Stones on submerging Hasankeyf bridge moved to museum

Stones on submerging Hasankeyf bridge moved to museum

Stones on submerging Hasankeyf bridge moved to museum

Stones featuring figures of Roman soldiers on the legs of a 2,500-year-old bridge in the 12,000-year-old ancient settlement of Hasankeyf in the southeastern province of Batman have been moved to a museum, as the historic bridge is set to disappear underwater in the wake of the controversial construction of the Ilısu Dam. 

The restoration of the bridge spanning the Tigris River, which cuts through Hasankeyf, has recently been finished and the figures on the bridge were moved to the Batman Museum. 

Batman Provincial Culture and Tourism Director İhsan Aslanlı said the figures were on display in the garden of the museum. 

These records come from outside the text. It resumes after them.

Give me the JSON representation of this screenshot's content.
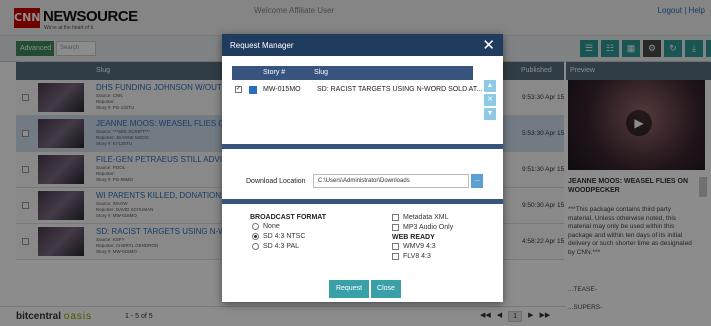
{
  "header": {
    "logo_mark": "CNN",
    "logo_text": "NEWSOURCE",
    "tagline": "We're at the heart of it.",
    "welcome": "Welcome Affiliate User",
    "links": "Logout | Help"
  },
  "toolbar": {
    "advanced_label": "Advanced ▾",
    "search_placeholder": "Search",
    "tools": [
      "☰",
      "☷",
      "▦",
      "⚙",
      "↻",
      "⤓",
      "✎"
    ]
  },
  "grid": {
    "col_slug": "Slug",
    "col_published": "Published",
    "preview_label": "Preview",
    "rows": [
      {
        "title": "DHS FUNDING JOHNSON W/OUT UNCE",
        "source": "Source: CNN",
        "reporter": "Reporter:",
        "story": "Story #: PG-132TU",
        "date": "9:53:30 Apr 15",
        "selected": false
      },
      {
        "title": "JEANNE MOOS: WEASEL FLIES ON W",
        "source": "Source: ***SEE SCRIPT***",
        "reporter": "Reporter: JEANNE MOOS",
        "story": "Story #: KI-136TU",
        "date": "5:53:30 Apr 15",
        "selected": true
      },
      {
        "title": "FILE-GEN PETRAEUS STILL ADVISING",
        "source": "Source: POOL",
        "reporter": "Reporter:",
        "story": "Story #: PG-85MO",
        "date": "9:51:30 Apr 15",
        "selected": false
      },
      {
        "title": "WI PARENTS KILLED, DONATIONS POU",
        "source": "Source: WAOW",
        "reporter": "Reporter: DAVID SCHUMAN",
        "story": "Story #: MW-016MO",
        "date": "9:50:30 Apr 15",
        "selected": false
      },
      {
        "title": "SD: RACIST TARGETS USING N-WORD",
        "source": "Source: KSFY",
        "reporter": "Reporter: CHERYL GENDRON",
        "story": "Story #: MW-015MO",
        "date": "4:58:22 Apr 15",
        "selected": false
      }
    ]
  },
  "preview": {
    "title": "JEANNE MOOS: WEASEL FLIES ON WOODPECKER",
    "description": "***This package contains third party material. Unless otherwise noted, this material may only be used within this package and within ten days of its initial delivery or such shorter time as designated by CNN.***",
    "tease": "...TEASE-",
    "supers": "...SUPERS-"
  },
  "footer": {
    "brand_left": "bitcentral",
    "brand_right": "oasis",
    "record_count": "1 - 5 of 5",
    "page": "1"
  },
  "modal": {
    "title": "Request Manager",
    "close": "✕",
    "col_story": "Story #",
    "col_slug": "Slug",
    "story_number": "MW-015MO",
    "story_slug": "SD: RACIST TARGETS USING N-WORD SOLD AT...",
    "download_label": "Download Location",
    "download_path": "C:\\Users\\Administrator\\Downloads",
    "browse": "...",
    "broadcast_title": "BROADCAST FORMAT",
    "broadcast_options": [
      "None",
      "SD 4:3 NTSC",
      "SD 4:3 PAL"
    ],
    "broadcast_selected": "SD 4:3 NTSC",
    "extra_options": [
      "Metadata XML",
      "MP3 Audio Only"
    ],
    "web_title": "WEB READY",
    "web_options": [
      "WMV9 4:3",
      "FLV8 4:3"
    ],
    "request_button": "Request",
    "close_button": "Close"
  }
}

“The figures are among the symbols of the historic Hasankeyf stone bridge. The bridge was constructed with 10 vaults. But because the bridge was partially damaged, only three of its vaults are seen on the Tigris River. The bridge was constructed between A.D. 1116 and 1126 during the reign of Fahrettin Karaaslan in Hasankeyf,” he said. 

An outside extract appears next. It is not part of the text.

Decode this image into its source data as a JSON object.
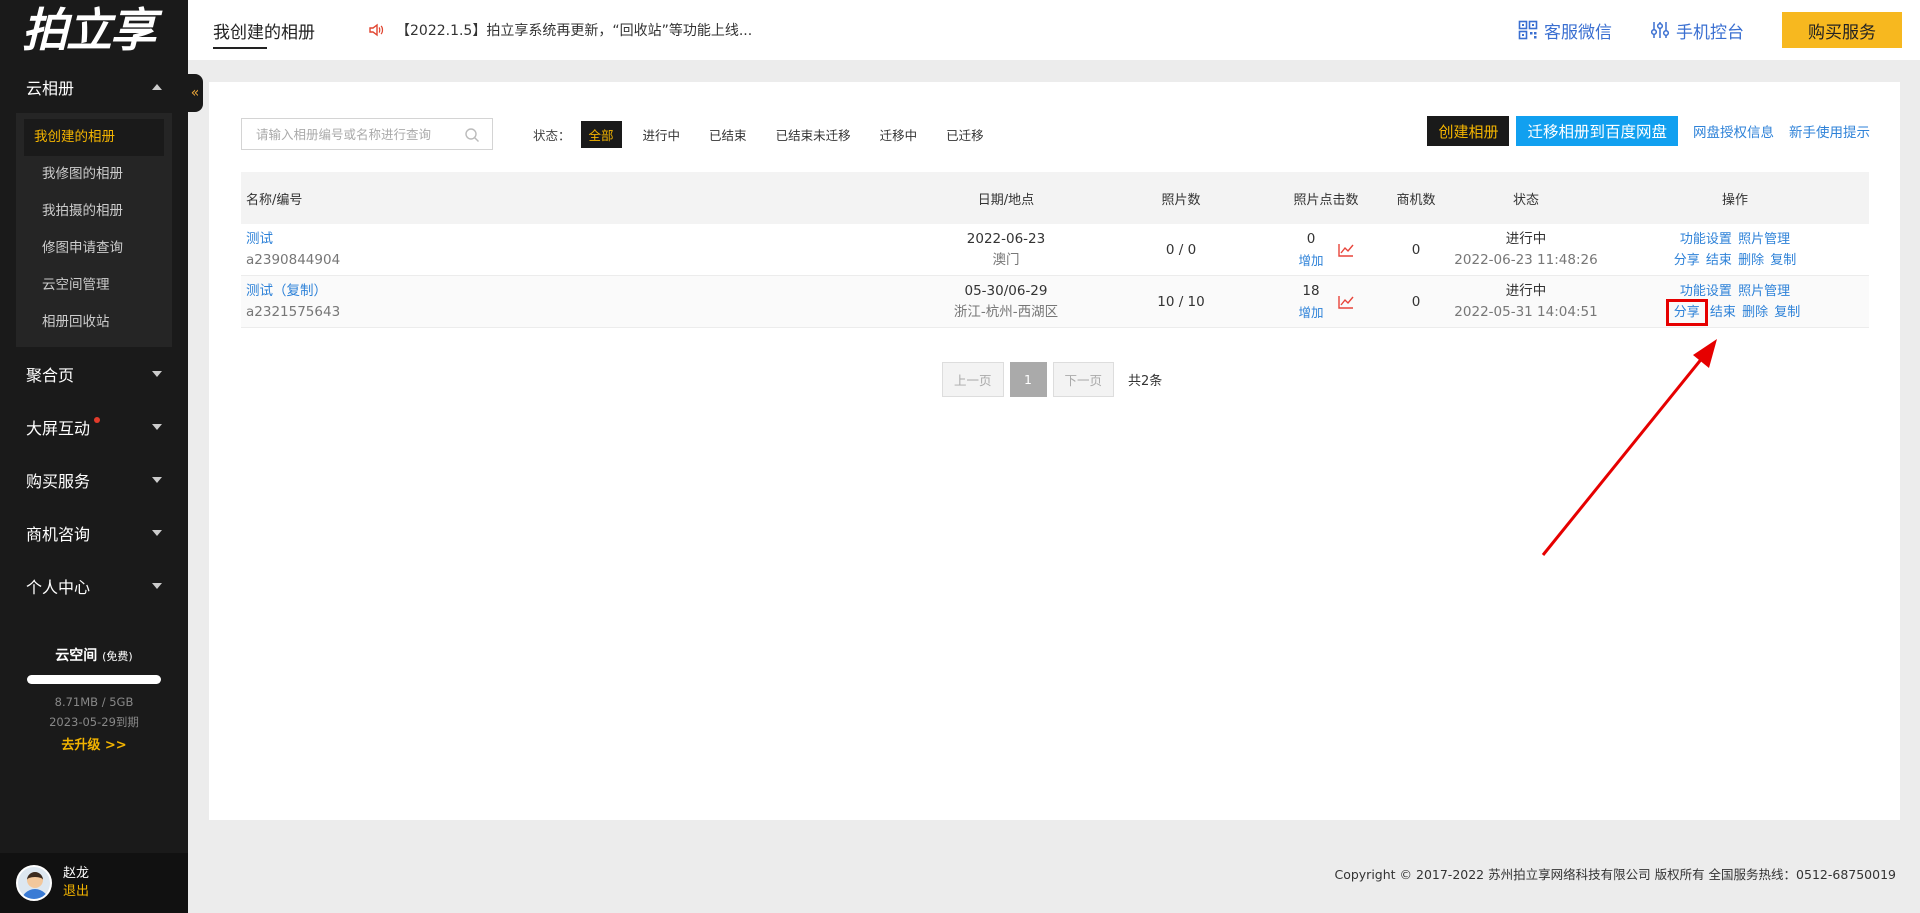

It has been reputed as one of the most magnificent bridges constructed in the Middle Age. Cut stones were used in the construction and the bridge was later filled with rubble stones. It has been reported that the bridge was constructed on the ruins of an ancient bridge. The bridge has a belt in the middle of it which serves as a door that opens and closes, symbolizing the security of the settlement. 

But Hasankeyf and the stone bridge will soon be consumed by the waters of the Ilısu Dam.